There are two positive drivers of profit/cash flow post-REDUCE-IT:
- R&D expenses will decline substantially once the trial is wrapped up, from $40 million a year to $10 million or less (my post-trial estimate). Based on the current sales run rate, Amarin is already operating at breakeven when only commercial operations are taken into account.
- The partnership with Kowa ends in 2018 and Amarin is unlikely to have a co-promotion partner post-REDUCE-IT, which should further improve cash flow. Kowa was entitled to as much as 18% of gross sales in 2017. That’s at least $30 million more in Amarin’s pocket based on $230 million in annual sales guided for 2018 (and assuming a 75% gross margin).
I don’t believe Amarin is going to need to raise more cash if REDUCE-IT fails given the current sales and cost structure.
My valuation and peak sales estimates are U.S.-only. International sales represent upside to my expectations, though I do not expect material contribution from ex-U.S. territories in the next 3-4 years.
Amarin is likely to have a pipeline after REDUCE-IT regardless of its outcome. The company recently entered into a multi-faceted collaboration focused on the development and commercialization of early-stage drug products and indications based on the omega-3 acid, EPA. Mochida is an integrated Japanese pharmaceutical company that developed and markets a prescription pure EPA drug Epadel, as a treatment for hyperlipidemia and arteriosclerosis obliterans in Japan. Mochida sponsored and successfully completed the JELIS study in Japan with Epadel – the world’s first large-scale randomized controlled cardiovascular outcomes trial of a prescription pure EPA drug product and showed beneficial effects of the drug in further reducing cardiovascular events in statin-treated hypercholesteremic Japanese patients. Among other terms of the agreement, Amarin obtained an exclusive license to certain Mochida intellectual property to advance Amarin’s interests in the U.S. and certain other territories and the parties will collaborate to research and develop new products and indications based on EPA for Amarin’s commercialization in the U.S. and certain other territories. The potential new product and indication opportunities are in relatively early stages of development.
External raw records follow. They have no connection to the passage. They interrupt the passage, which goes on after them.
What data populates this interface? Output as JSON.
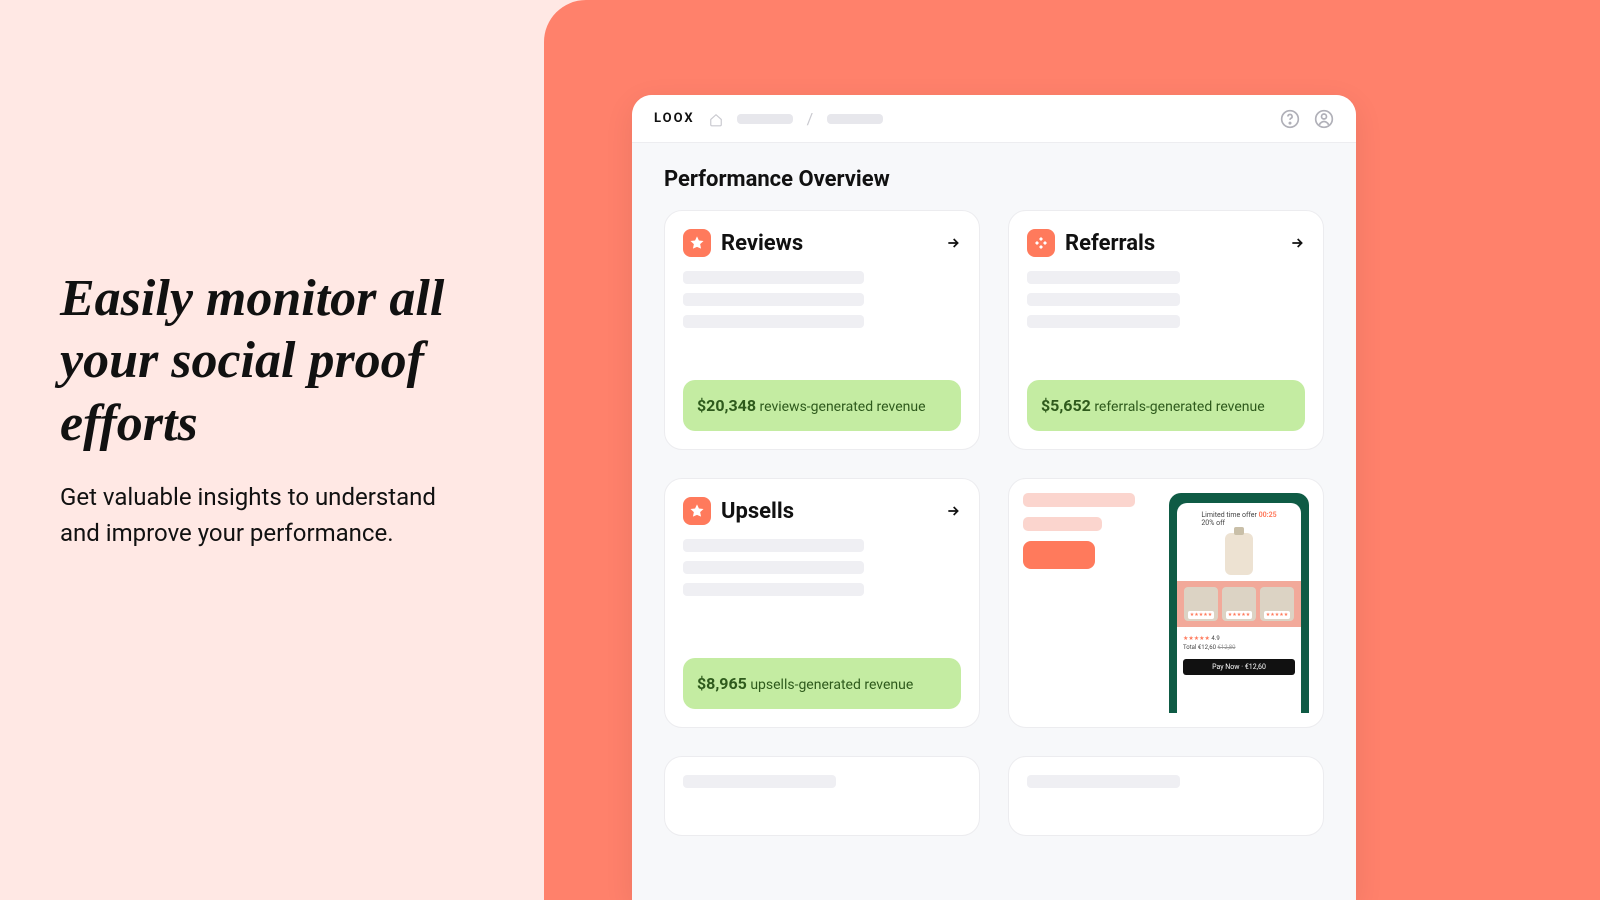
{
  "hero": {
    "headline": "Easily monitor all your social proof efforts",
    "subhead": "Get valuable insights to understand and improve your performance."
  },
  "app": {
    "brand": "LOOX",
    "page_title": "Performance Overview",
    "cards": {
      "reviews": {
        "title": "Reviews",
        "revenue_amount": "$20,348",
        "revenue_label": " reviews-generated revenue"
      },
      "referrals": {
        "title": "Referrals",
        "revenue_amount": "$5,652",
        "revenue_label": " referrals-generated revenue"
      },
      "upsells": {
        "title": "Upsells",
        "revenue_amount": "$8,965",
        "revenue_label": " upsells-generated revenue"
      }
    },
    "promo": {
      "offer_text": "Limited time offer",
      "offer_time": "00:25",
      "offer_discount": "20% off",
      "rating": "4.9",
      "total_label": "Total",
      "total_value": "€12,60",
      "old_value": "€12,80",
      "pay_button": "Pay Now · €12,60"
    }
  }
}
I don’t expect this collaboration to drive any shareholder value in the near-term, but it is something worth considering in the long run.
I will summarize the reasons I think REDUCE-IT trial will succeed:
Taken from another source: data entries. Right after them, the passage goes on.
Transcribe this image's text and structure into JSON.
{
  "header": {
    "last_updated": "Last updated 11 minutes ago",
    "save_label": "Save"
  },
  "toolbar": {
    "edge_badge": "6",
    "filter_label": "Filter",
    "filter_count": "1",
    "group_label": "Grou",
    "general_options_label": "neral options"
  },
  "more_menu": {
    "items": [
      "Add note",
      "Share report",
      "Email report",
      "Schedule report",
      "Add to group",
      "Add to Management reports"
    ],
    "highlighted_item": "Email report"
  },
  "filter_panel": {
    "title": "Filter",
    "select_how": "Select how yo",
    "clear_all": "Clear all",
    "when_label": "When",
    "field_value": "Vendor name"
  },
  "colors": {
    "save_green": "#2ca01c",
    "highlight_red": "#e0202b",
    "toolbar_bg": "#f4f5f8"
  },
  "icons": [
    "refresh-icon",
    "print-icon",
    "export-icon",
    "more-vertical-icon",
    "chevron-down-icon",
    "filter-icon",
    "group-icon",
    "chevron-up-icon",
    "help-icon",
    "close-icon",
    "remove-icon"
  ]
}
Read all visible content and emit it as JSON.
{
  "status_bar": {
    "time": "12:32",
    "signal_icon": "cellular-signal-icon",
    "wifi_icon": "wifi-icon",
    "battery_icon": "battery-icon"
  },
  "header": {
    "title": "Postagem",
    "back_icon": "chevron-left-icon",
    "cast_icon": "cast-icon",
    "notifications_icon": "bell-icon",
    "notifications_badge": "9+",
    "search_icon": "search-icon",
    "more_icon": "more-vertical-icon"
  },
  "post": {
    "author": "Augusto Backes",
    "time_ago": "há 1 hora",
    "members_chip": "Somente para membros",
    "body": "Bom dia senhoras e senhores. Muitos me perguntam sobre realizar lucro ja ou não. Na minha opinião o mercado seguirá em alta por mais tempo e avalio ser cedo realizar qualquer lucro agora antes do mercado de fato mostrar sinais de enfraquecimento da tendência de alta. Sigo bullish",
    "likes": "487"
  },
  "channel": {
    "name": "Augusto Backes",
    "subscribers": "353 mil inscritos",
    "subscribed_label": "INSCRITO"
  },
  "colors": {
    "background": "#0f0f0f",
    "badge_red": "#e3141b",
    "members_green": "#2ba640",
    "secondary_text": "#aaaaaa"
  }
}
- Vascepa is a highly-pure EPA product which reduces triglycerides, inflammatory and atherogenic biomarkers, all of which are associated with cardiovascular and overall health benefits.
- There is an abundance of epidemiological, genetic and clinical data supporting the connection between TG-lowering and positive outcomes.
- Prior failed Omega-3 studies used either too low EPA doses or had significant amounts of DHA which increases bad cholesterol and potentially negates the positive effects of EPA. Most of these studies also enrolled a lower-risk patient population where much longer follow-up is needed to show a benefit anyway. REDUCE-IT is enrolling high-risk patients.
- The JELIS study has positive read-through for REDUCE-IT (despite the caveats mentioned in this article).
- Vascepa has a placebo-like safety profile and should not produce any negative effects compared to placebo in the REDUCE-IT trial.
The main reason the study may fail is Vascepa failing to show enough benefit for the study to reach statistical significance.
I believe the risk/reward is skewed to the long side and expect Amarin to rally at least above $6-7 per share on positive results and above $10 per share on resoundingly positive results. I intend to buy more shares this week and as explained in the article, I would be a buyer if REDUCE-IT fails, but only under certain circumstances.
Disclaimer: This article reflects the author's personal opinion and should not be regarded as a buy or sell recommendation or investment advice in any way.
Disclosure: I am/we are long AMRN.